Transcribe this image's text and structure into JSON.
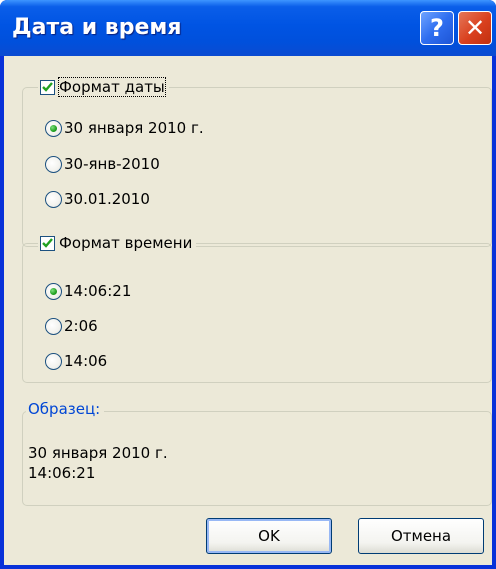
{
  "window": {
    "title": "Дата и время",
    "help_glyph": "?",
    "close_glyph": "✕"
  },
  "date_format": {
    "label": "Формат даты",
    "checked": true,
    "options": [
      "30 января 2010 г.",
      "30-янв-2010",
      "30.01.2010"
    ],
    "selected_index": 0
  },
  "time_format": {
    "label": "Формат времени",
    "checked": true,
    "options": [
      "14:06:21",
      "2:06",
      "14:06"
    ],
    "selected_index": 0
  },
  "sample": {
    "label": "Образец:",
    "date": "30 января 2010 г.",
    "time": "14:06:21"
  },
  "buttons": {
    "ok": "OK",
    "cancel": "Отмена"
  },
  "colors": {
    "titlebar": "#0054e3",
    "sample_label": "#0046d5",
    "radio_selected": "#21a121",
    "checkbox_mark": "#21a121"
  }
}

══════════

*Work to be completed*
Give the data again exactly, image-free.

*Problem solution*
Transcribe this image's text and structure into JSON.
{
  "window": {
    "title": "Дата и время",
    "help_glyph": "?",
    "close_glyph": "✕"
  },
  "date_format": {
    "label": "Формат даты",
    "checked": true,
    "options": [
      "30 января 2010 г.",
      "30-янв-2010",
      "30.01.2010"
    ],
    "selected_index": 0
  },
  "time_format": {
    "label": "Формат времени",
    "checked": true,
    "options": [
      "14:06:21",
      "2:06",
      "14:06"
    ],
    "selected_index": 0
  },
  "sample": {
    "label": "Образец:",
    "date": "30 января 2010 г.",
    "time": "14:06:21"
  },
  "buttons": {
    "ok": "OK",
    "cancel": "Отмена"
  },
  "colors": {
    "titlebar": "#0054e3",
    "sample_label": "#0046d5",
    "radio_selected": "#21a121",
    "checkbox_mark": "#21a121"
  }
}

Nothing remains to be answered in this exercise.